Tickling, for instance, happens when someone is touching vulnerable parts of your body but is not actually hurting you. People often laugh on roller coasters, because they are getting the thrill of danger in an environment they know, at some level, is safe.

Why would we evolve the laughter behavior? Laughter might be caused by a feeling, but it also has a visible and auditory component. Just as the basic emotions have facial expressions for the benefit of other people, so too laughter can be heard by other people -- and it can even be contagious. This indicates that it also serves a communicative function, perhaps telling others that in spite of appearances, we're actually safe. And it's not just humans. Even rats have supersonic "laughs" when tickled that humans cannot hear, and some scientists think that other primates have analogs to human laughter, suggesting that laughter evolved long ago, before these species differentiated.

The fact that we feel emotions when we watch films shows that we can't help but perceive human characters when all we're looking at is light from a screen. The old parts of our minds think it's real. What's more amazing is that we can get the same effect from the printed word. Fictional stories, encoded in language, can transport us over time, space, and into different people's heads.

Why do we laugh just by looking at some ink on a page? Because in our imaginations we recreate the story, parts of us think it's real, and we react to benign violations just like we do in real life. You can read a frightening story, or an adventure story, from the safety of your living room: it's the pleasure of something that feels scary but is actually safe.

Now there's a reason to laugh with joy.

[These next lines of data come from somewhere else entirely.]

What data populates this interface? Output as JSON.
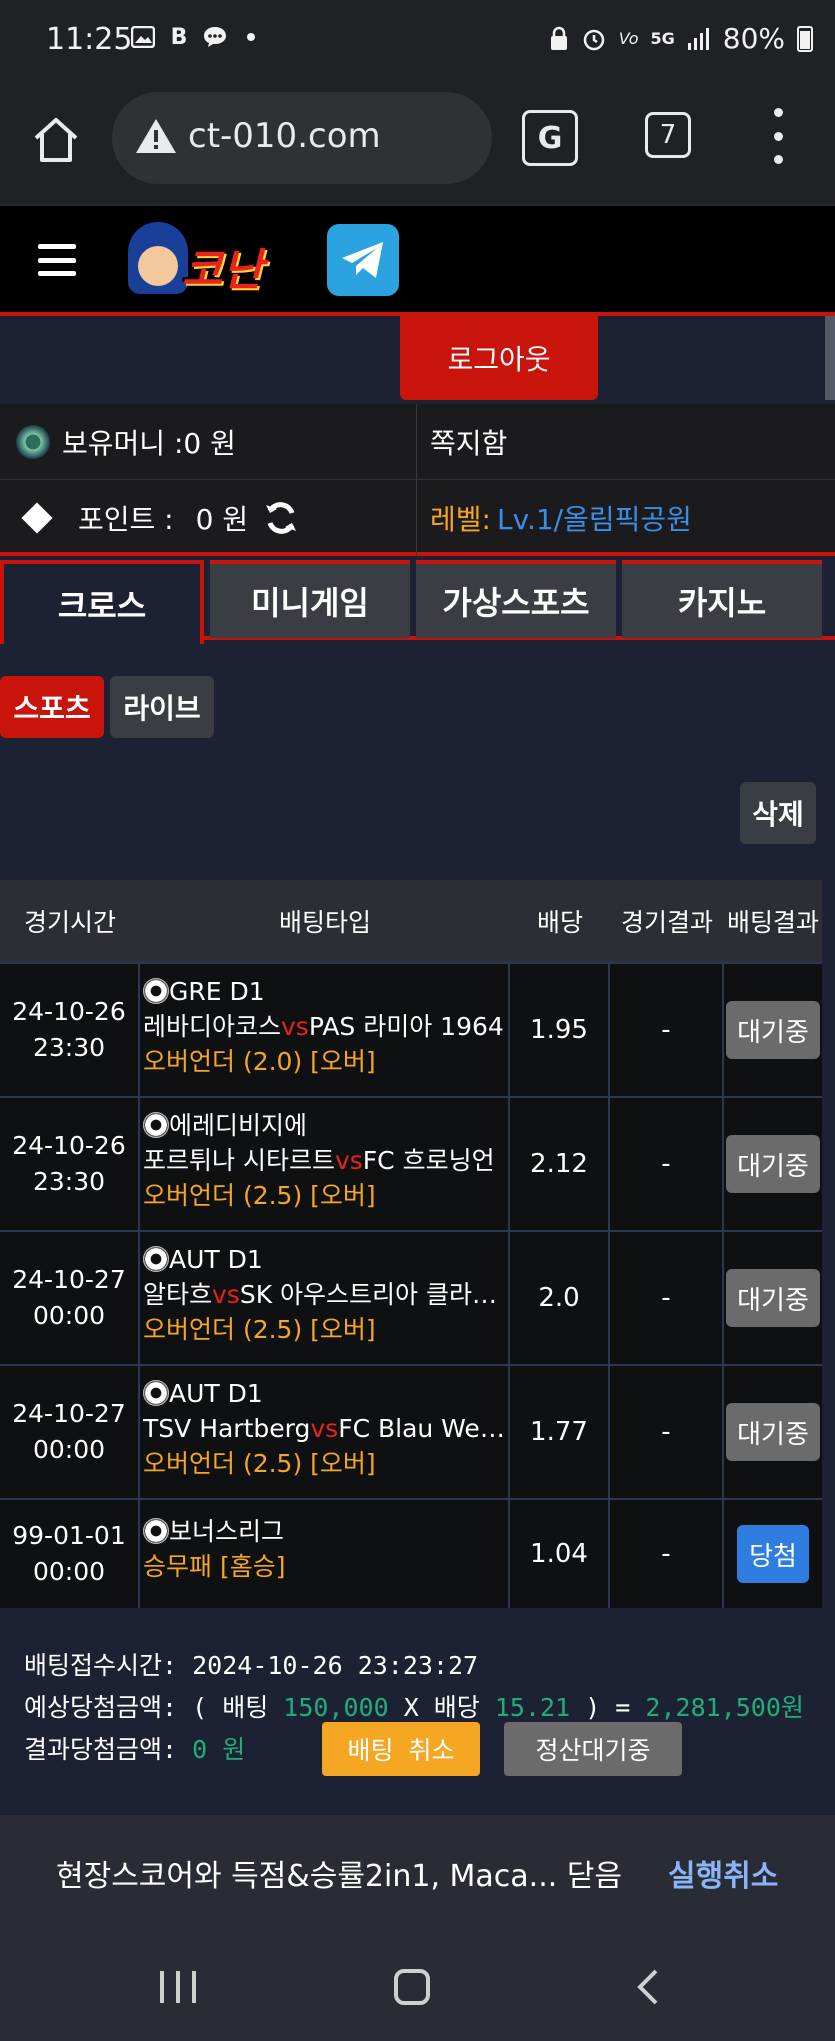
{
  "status_bar": {
    "time": "11:25",
    "battery": "80%",
    "icons": [
      "image-icon",
      "b-icon",
      "chat-icon",
      "dot-icon",
      "lock-icon",
      "alarm-icon",
      "volte-icon",
      "5g-icon",
      "signal-icon",
      "battery-icon"
    ]
  },
  "browser": {
    "url": "ct-010.com",
    "tab_count": "7"
  },
  "site": {
    "logo_text": "코난",
    "logout_label": "로그아웃"
  },
  "account": {
    "money_label": "보유머니 :0 원",
    "message_label": "쪽지함",
    "point_label": "포인트 :",
    "point_value": "0 원",
    "level_label": "레벨:",
    "level_value": "Lv.1/올림픽공원"
  },
  "main_tabs": [
    {
      "label": "크로스",
      "active": true
    },
    {
      "label": "미니게임",
      "active": false
    },
    {
      "label": "가상스포츠",
      "active": false
    },
    {
      "label": "카지노",
      "active": false
    }
  ],
  "sub_tabs": {
    "sports": "스포츠",
    "live": "라이브"
  },
  "delete_label": "삭제",
  "table": {
    "headers": [
      "경기시간",
      "배팅타입",
      "배당",
      "경기결과",
      "배팅결과"
    ],
    "rows": [
      {
        "date": "24-10-26",
        "time": "23:30",
        "league": "GRE D1",
        "home": "레바디아코스",
        "vs": "vs",
        "away": "PAS 라미아 1964",
        "pick": "오버언더 (2.0) [오버]",
        "odds": "1.95",
        "result": "-",
        "status": "대기중",
        "status_type": "wait"
      },
      {
        "date": "24-10-26",
        "time": "23:30",
        "league": "에레디비지에",
        "home": "포르튀나 시타르트",
        "vs": "vs",
        "away": "FC 흐로닝언",
        "pick": "오버언더 (2.5) [오버]",
        "odds": "2.12",
        "result": "-",
        "status": "대기중",
        "status_type": "wait"
      },
      {
        "date": "24-10-27",
        "time": "00:00",
        "league": "AUT D1",
        "home": "알타흐",
        "vs": "vs",
        "away": "SK 아우스트리아 클라…",
        "pick": "오버언더 (2.5) [오버]",
        "odds": "2.0",
        "result": "-",
        "status": "대기중",
        "status_type": "wait"
      },
      {
        "date": "24-10-27",
        "time": "00:00",
        "league": "AUT D1",
        "home": "TSV Hartberg",
        "vs": "vs",
        "away": "FC Blau Weis…",
        "pick": "오버언더 (2.5) [오버]",
        "odds": "1.77",
        "result": "-",
        "status": "대기중",
        "status_type": "wait"
      },
      {
        "date": "99-01-01",
        "time": "00:00",
        "league": "보너스리그",
        "home": "",
        "vs": "",
        "away": "",
        "pick": "승무패 [홈승]",
        "odds": "1.04",
        "result": "-",
        "status": "당첨",
        "status_type": "win"
      }
    ]
  },
  "summary": {
    "receipt_label": "배팅접수시간:",
    "receipt_time": "2024-10-26 23:23:27",
    "expected_label": "예상당첨금액: ( 배팅",
    "stake": "150,000",
    "times_label": "X 배당",
    "total_odds": "15.21",
    "equals_label": ") =",
    "expected_win": "2,281,500원",
    "result_label": "결과당첨금액:",
    "result_win": "0 원",
    "cancel_label": "배팅 취소",
    "pending_label": "정산대기중"
  },
  "snackbar": {
    "text": "현장스코어와 득점&승률2in1, Maca... 닫음",
    "action": "실행취소"
  },
  "colors": {
    "accent_red": "#c9140c",
    "orange": "#f5a623",
    "blue": "#2f7de1",
    "green": "#1fae7a",
    "link_blue": "#8ab4f8"
  }
}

Jim Davies is an associate professor at Carleton University and the author of Riveted: The Science of Why Jokes Make Us Laugh, Movies Make Us Cry, and Religion Makes Us Feel One with the Universe (Palgrave Macmillan, $27.00). He is the director of the Science of Imagination Laboratory.